However, these campaigns are often unclear. Despite a Federal Trade Commission Report criticizing one such tobacco prevention campaign because it did not qualify as discouragement to smoking, prevention themes of the industry have remained the same.
Such images often have a significant impact on impressionable teens who are grappling with these issues. In one study, Both the Surgeon General and the Congressionally appointed National Commission for Drug-Free Schools determined that voluntary advertising codes limiting youth-oriented images are not being followed.
The Commission asserted that alcohol and tobacco industries often target those under the legal drinking and smoking ages with highly attractive and persuasive advertising and promotional techniques. Countless times before reaching age 21, the average American child will see alcohol attractively presented on television advertisements, in magazine and billboard ads, and in point-of-purchase displays where alcohol is sold.
Studies show that the more children are exposed to beer advertising the more likely they are to expect to drink as adults. Additionally, surveys have consistently demonstrated that young people see and are influenced by beer commercials.
These loopholes include fragmentation of federal jurisdiction among several agencies, a lack of specific regulations prohibiting youth-oriented advertisements, limited enforcement authority given the Bureau of Alcohol, Tobacco and Firearms, and difficulties with state regulation.

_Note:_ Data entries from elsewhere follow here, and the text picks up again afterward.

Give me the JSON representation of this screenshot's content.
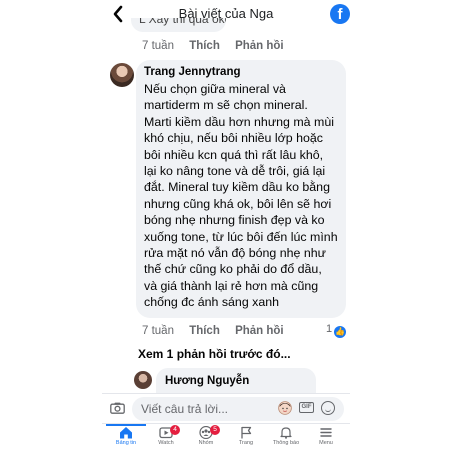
{
  "header": {
    "title": "Bài viết của Nga",
    "back_icon": "chevron-left-icon",
    "brand_icon": "facebook-icon",
    "accent": "#1877f2"
  },
  "previous_comment": {
    "partial_text": "L Xay thi qua oko :",
    "time": "7 tuần",
    "like_label": "Thích",
    "reply_label": "Phản hồi"
  },
  "comment": {
    "author": "Trang Jennytrang",
    "text": "Nếu chọn giữa mineral và martiderm m sẽ chọn mineral. Marti kiềm dầu hơn nhưng mà mùi khó chịu, nếu bôi nhiều lớp hoặc bôi nhiều kcn quá thì rất lâu khô, lại ko nâng tone và dễ trôi, giá lại đắt. Mineral tuy kiềm dầu ko bằng nhưng cũng khá ok, bôi lên sẽ hơi bóng nhẹ nhưng finish đẹp và ko xuống tone, từ lúc bôi đến lúc mình rửa mặt nó vẫn độ bóng nhẹ như thế chứ cũng ko phải do đổ dầu, và giá thành lại rẻ hơn mà cũng chống đc ánh sáng xanh",
    "time": "7 tuần",
    "like_label": "Thích",
    "reply_label": "Phản hồi",
    "reaction_count": "1",
    "reaction_icon": "like-icon"
  },
  "view_previous_replies": "Xem 1 phản hồi trước đó...",
  "reply": {
    "author": "Hương Nguyễn"
  },
  "composer": {
    "placeholder": "Viết câu trả lời..."
  },
  "nav": {
    "items": [
      {
        "label": "Bảng tin",
        "icon": "home-icon",
        "badge": ""
      },
      {
        "label": "Watch",
        "icon": "watch-icon",
        "badge": "4"
      },
      {
        "label": "Nhóm",
        "icon": "groups-icon",
        "badge": "5"
      },
      {
        "label": "Trang",
        "icon": "flag-icon",
        "badge": ""
      },
      {
        "label": "Thông báo",
        "icon": "bell-icon",
        "badge": ""
      },
      {
        "label": "Menu",
        "icon": "menu-icon",
        "badge": ""
      }
    ],
    "active_color": "#1877f2",
    "badge_color": "#e41e3f"
  }
}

Tobacco producers incorporate images and messages into their campaigns that speak to the concerns of adolescents. Tobacco producers advertise heavily in magazines that appeal to young people, including Mademoiselle, Spin, and Rolling Stone. Billboards saturate low-income neighborhoods; a study in St.
Louis found twice as many billboards in Black neighborhoods as White ones. These promotions are given away with the purchase of cigarettes.
These objects are often directly tied to the brand image being promoted, are very popular, and are easily recognized by youth. While the mail-back coupons ask for the sender to certify that he or she is at least 21, there is no attempt on behalf of the companies to confirm ages.
Sponsorship Sponsorships are frequently used by alcohol and tobacco companies to target young people. Both industries extensively promote their products through sponsorship of events that have particular appeal to youth including sporting events and concert tours.Tobacco companies have had particularly large budgets for their advertising campaigns.
The Federal Trade Commission claimed that cigarette manufacturers spent $ billion on advertising and promotion in , the highest amount ever at that time.
The FTC later claimed that in , cigarette companies spent $ billion on advertising and promotion, down from $ billion in , but nearly double .
May 22, · Spending on advertising and promotion by the major manufacturers of smokeless tobacco products in the United States rose from $ million in to $ million in , with price discounts making up the largest spending category and accounting for $ million, said the new Federal Trade Commission Smokeless Tobacco Report for essential ending the tobacco epidemic is to our work to increase the life expectancy and quality of life of all Americans.
This year alone, nearly one-half million adults will still die prematurely because of smok -. B. Advertising and Promotion. Alcohol and tobacco are two of the most heavily promoted product categories in America.
Annual advertising and promotion costs are estimated at $ billion for the tobacco industry 17 and $ billion for the alcohol industry. 18 These costs are tax deductible. Executive summary Giant soft drink company Coca Cola has come under intense scrutiny by investors due to its inability to effectively carry out its.
Nov 16, · Vaping interests have discounted e-cigarettes’ harms as they fight restrictions on the devices. After the FDA finalized its rule to regulate e-cigarettes as tobacco products last year, vaping.